* AIM OF THE EXERCISE
Let the line containing "Decode this image" serve as the first line of the answer and the final line of the entries as its last, with every line between copied exactly.

* THE DATA
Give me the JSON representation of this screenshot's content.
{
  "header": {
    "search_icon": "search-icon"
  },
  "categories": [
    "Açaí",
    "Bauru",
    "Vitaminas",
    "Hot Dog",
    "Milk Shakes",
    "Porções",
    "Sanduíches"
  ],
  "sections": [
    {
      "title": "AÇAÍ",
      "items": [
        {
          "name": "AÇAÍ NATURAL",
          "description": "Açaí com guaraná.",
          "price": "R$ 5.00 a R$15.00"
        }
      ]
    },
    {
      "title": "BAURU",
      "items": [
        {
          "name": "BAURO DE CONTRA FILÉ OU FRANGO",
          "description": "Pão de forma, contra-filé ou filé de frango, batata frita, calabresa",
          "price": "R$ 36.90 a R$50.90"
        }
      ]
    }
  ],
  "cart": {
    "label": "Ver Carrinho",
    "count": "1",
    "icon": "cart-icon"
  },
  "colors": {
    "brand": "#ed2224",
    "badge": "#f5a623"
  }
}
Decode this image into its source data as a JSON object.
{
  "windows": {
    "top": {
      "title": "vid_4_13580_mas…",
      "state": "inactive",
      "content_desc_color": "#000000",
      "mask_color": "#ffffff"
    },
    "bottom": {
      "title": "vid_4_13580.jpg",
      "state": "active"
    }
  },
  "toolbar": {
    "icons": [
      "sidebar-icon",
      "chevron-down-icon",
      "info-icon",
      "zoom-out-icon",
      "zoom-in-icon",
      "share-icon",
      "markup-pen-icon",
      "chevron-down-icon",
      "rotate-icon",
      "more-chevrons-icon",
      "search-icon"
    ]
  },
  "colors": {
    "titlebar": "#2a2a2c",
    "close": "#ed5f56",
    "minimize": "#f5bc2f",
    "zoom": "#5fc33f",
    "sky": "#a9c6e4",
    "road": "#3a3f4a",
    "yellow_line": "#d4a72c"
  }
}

* EXERCISE ANSWER
Decode this image into its source data as a JSON object.
{
  "windows": {
    "top": {
      "title": "vid_4_13580_mas…",
      "state": "inactive",
      "content_desc_color": "#000000",
      "mask_color": "#ffffff"
    },
    "bottom": {
      "title": "vid_4_13580.jpg",
      "state": "active"
    }
  },
  "toolbar": {
    "icons": [
      "sidebar-icon",
      "chevron-down-icon",
      "info-icon",
      "zoom-out-icon",
      "zoom-in-icon",
      "share-icon",
      "markup-pen-icon",
      "chevron-down-icon",
      "rotate-icon",
      "more-chevrons-icon",
      "search-icon"
    ]
  },
  "colors": {
    "titlebar": "#2a2a2c",
    "close": "#ed5f56",
    "minimize": "#f5bc2f",
    "zoom": "#5fc33f",
    "sky": "#a9c6e4",
    "road": "#3a3f4a",
    "yellow_line": "#d4a72c"
  }
}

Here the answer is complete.